We got some nice detours off Highway 101 today, which was a nice break from the shrieking traffic and dubious shoulders. For the most part 101 has a wide, four foot shoulder, but any time SUVs lugging RV trailers pass you at 60 mph it is slightly alarming.
First off was a big climb right after leaving Cape Lookout. Nothing like an hour of agonizing uphill pedaling to get your heart racing in the morning. My sweat glands still work pretty well too.
The second climb took us on a detour off 101 through a state forest, and I swear I would enjoyed the absence of cars and big old trees if I weren't trying my hardest to keep a good pace uphill. It took at least hour to reach the crest.
Climb number three was very pretty-- by the end of it we were 500 feet up a cliff looking out over the Pacific, and get this: we saw a whole mess of basking harbor seals AND A GREY WHALE! Travis wants to make sure that I realize that there are very few boyfriends who can ride a bike AND spot a whale at the same time, and that is exactly what happened. He saw a big rock out off of this overlook, and when he looked back, the rock wasn't there anymore. So we got to watch a big old whale come up for air then turn flukes up for a while while he munch on some plankton. I got real excited about the fifty or so harbor seals laying out on a big rock looking cute and blubbery, but we couldn't stop and look at them because we were on a dangerous bend.
The evening has landed us at another beach campsite, but this hiker/biker campsite was clearly an afterthought addition to the park. We're set up in an old grassy picnic site that is truly unremarkable. But I will say the Oregon State Park system is THE place to be for family summer vacation. Because the summer outdoor weather is actually tolerable in this state, people go all out with "camping", which sometimes turns out to be an actual encampment. We're talking RVs set up next to a screened picnic shelter, connected to a covered dishwashing area, crisscrossed with laundry lines strung with that day's drying beachwear. Patio lights, multifamily tent camps, dozen-person campfire councils, and enormous gas grills are not surprising to see.

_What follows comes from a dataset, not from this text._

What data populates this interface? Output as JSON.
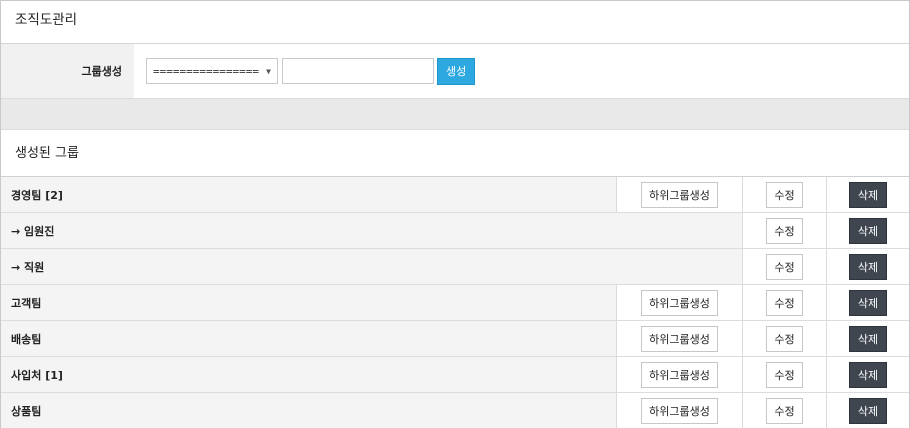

But not for us. We drank big girl beers and ate perfectly executed burritos for dinner, and now it's time to go to bed.